No right way to play Gaelic football, says Jim Gavin

Dublin manager and Tyrone opposite number Mickey Harte share similar views despite differing styles

Perspective is everything. So, Dublin and Tyrone play out a National Football league draw under Croke Park lights in early March.

Yet it’s relevance runs deeper than that.

A captivating tactical battle between modern heavyweights, this was also a spectacle best forgotten by the 27,469 pair of eyes, most of whom are young boys.

But of course they won’t forget; they will replicate the patterns.


A neutral sees a sport stagnated by an array of soft fouling, too subtle and too crafty to draw a referee’s ire. David Gough’s only yellow cards were for heavy challenges by growing Dublin recruits Tomás Brady and Emmett Ó Conghaile.

Afterwards Mickey Harte, Tyrone's wise old sage cemented as manager with 12 years of regenerative success, and Jim Gavin, the Dublin manager who staunchly stands over a fast paced flowing philosophy, adopted interestingly similar views of what was offered as an advertisement for a game in serious competition with professional sports on this island.

“There is no right or wrong way to play,” said Gavin with his usual magnanimity. “It’s fascinating to be involved in the middle of it.

It’s a great challenge for coaches to set up their defensive systems and set up a system to counteract that.

“We saw in the All-Ireland final how that went. I don’t know if that’s the template for the future...”

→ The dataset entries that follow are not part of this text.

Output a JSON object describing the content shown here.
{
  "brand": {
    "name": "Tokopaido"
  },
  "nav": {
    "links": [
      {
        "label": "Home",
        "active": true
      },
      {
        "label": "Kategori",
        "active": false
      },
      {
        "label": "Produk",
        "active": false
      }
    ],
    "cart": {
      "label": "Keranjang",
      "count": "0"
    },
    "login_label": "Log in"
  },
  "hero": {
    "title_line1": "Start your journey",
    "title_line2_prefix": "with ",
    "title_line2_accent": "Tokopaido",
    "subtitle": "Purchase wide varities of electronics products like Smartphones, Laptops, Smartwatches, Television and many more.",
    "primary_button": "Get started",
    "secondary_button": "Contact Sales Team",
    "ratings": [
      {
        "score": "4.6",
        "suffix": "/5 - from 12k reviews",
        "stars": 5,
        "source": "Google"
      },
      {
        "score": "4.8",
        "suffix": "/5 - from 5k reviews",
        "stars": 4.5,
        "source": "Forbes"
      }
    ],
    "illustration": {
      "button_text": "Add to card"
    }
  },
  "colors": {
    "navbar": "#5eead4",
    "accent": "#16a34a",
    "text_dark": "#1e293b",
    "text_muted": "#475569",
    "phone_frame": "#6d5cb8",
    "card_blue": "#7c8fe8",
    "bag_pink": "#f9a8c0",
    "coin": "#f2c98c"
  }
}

Think it’s fascinating for the public Jim?

“I wouldn’t think so, no.”

Without mentioning rugby by name, Gavin seemed to reference Ireland under Joe Schmidt, pointedly the manner in which they counteract opponent's driving maul by cleverly refusing to embrace it, via a chink in the rule book, thereby negating its effectiveness.

“The managers are playing within the rules. We see it in other sports at the elite level where it can be very strategic and tactical and it’s about holding onto possession and not conceding territory.

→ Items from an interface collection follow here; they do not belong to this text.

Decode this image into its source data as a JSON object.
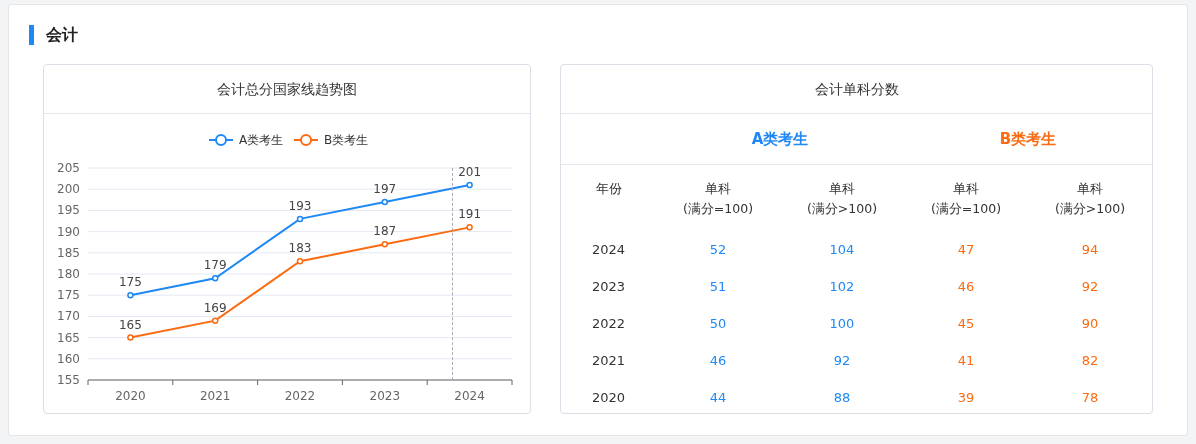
{
  "section": {
    "title": "会计"
  },
  "trend_panel": {
    "title": "会计总分国家线趋势图",
    "chart_data": {
      "type": "line",
      "categories": [
        "2020",
        "2021",
        "2022",
        "2023",
        "2024"
      ],
      "series": [
        {
          "name": "A类考生",
          "color": "#1e88f5",
          "marker": "circle",
          "values": [
            175,
            179,
            193,
            197,
            201
          ]
        },
        {
          "name": "B类考生",
          "color": "#fa6b12",
          "marker": "circle",
          "values": [
            165,
            169,
            183,
            187,
            191
          ]
        }
      ],
      "ylim": [
        155,
        205
      ],
      "yticks": [
        155,
        160,
        165,
        170,
        175,
        180,
        185,
        190,
        195,
        200,
        205
      ],
      "data_labels": true,
      "grid": true,
      "legend": true
    }
  },
  "score_panel": {
    "title": "会计单科分数",
    "year_column": "年份",
    "groups": [
      {
        "label": "A类考生",
        "color": "#1e88f5",
        "columns": [
          {
            "label": "单科",
            "sub": "(满分=100)"
          },
          {
            "label": "单科",
            "sub": "(满分>100)"
          }
        ]
      },
      {
        "label": "B类考生",
        "color": "#fa6b12",
        "columns": [
          {
            "label": "单科",
            "sub": "(满分=100)"
          },
          {
            "label": "单科",
            "sub": "(满分>100)"
          }
        ]
      }
    ],
    "rows": [
      {
        "year": "2024",
        "scores": [
          "52",
          "104",
          "47",
          "94"
        ]
      },
      {
        "year": "2023",
        "scores": [
          "51",
          "102",
          "46",
          "92"
        ]
      },
      {
        "year": "2022",
        "scores": [
          "50",
          "100",
          "45",
          "90"
        ]
      },
      {
        "year": "2021",
        "scores": [
          "46",
          "92",
          "41",
          "82"
        ]
      },
      {
        "year": "2020",
        "scores": [
          "44",
          "88",
          "39",
          "78"
        ]
      }
    ]
  }
}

“Gaelic football has evolved that way. It might come back the other way but managers and player are playing within the rules,” he reiterated.

“Whether it is pretty on the eye, the All-Ireland champions don’t really mind. The counties who win the All-Ireland’s, who win the cups are just happy with victory.”

Ever tempted to join them?

“No,” Gavin replied.

Harte, the ultimate football pragmatist, also leaned into other sports while defending his team’s ultra defensive yet rapid counter-attacking ways.

“The game is about how well you can defend and how well you can attack,” said Harte. “It’s a very fluid game at the minute.

“I like to see difference in the game. I like to see quality defending. People don’t give defenders credit for defending with discipline. That’s good to see as well.

“Many other teams get all their players behind the ball, in fact in Premiership soccer - I know teams have 11 a side - but sure how often do teams have everybody behind the ball there, make a break and get scores.

“I don’t see why it should be any different in Gaelic games. If you need to defend as a team and as a unit then you need to attack that way as well.

“I think that’s entertaining when people break from the back at pace, with control, and get good scores.”

Tyrone did this with five of their twelve points. The others scores were from frees. Dublin posted 1-5 of their 1-9 from play with Dean Rock’s dead eye gathering the rest.

Harte was also asked whether he worried for the neutral who sought entertainment from Gaelic football. The answer coated in his perspective, his proven brand of winning at all cost.

“Whoever said goals were what makes the game? Whoever said that people only come to see goals? Goals are just one aspect of the game. Sure it’s nice when we see them from time to time.”

The contest drew two guttural roars from the paying gallery; Rock’s fisted goal in the 69th minute followed by the wave of end to end action that followed into injury time. Everyone calmed and departed as Niall Morgan’s late free flew wide.

“There are many other aspects of our game worth watching,” Harte continued. “I don’t think the people out there were very disappointed at all. I think they must have been very happy. Because there was a lot of energy, a lot of hard work, a lot of skilful play, a lot of good play under pressure.

“We have to look at the game in totality. Goals will come when they present themselves. Anybody who is going to Gaelic football to see goals only, maybe they should go to another game.”

Maybe, after Saturday night, they will.

“Supporters want to see good football, however that may be portrayed.

People see different qualities in what they’re looking at. I wouldn’t think that there is any one script, ‘This is how the game should be played.’

“The game will be played as it needs to be played. If people like that, they’ll come along; if they don’t they’ll vote with their feet and won’t be there.

“It’s the way it is at the moment, more than it used to be. It will change again. Nothing stands still.”

Those who weave football’s future have spoken.

Gavin Cummiskey

Gavin Cummiskey

Gavin Cummiskey is The Irish Times' Soccer Correspondent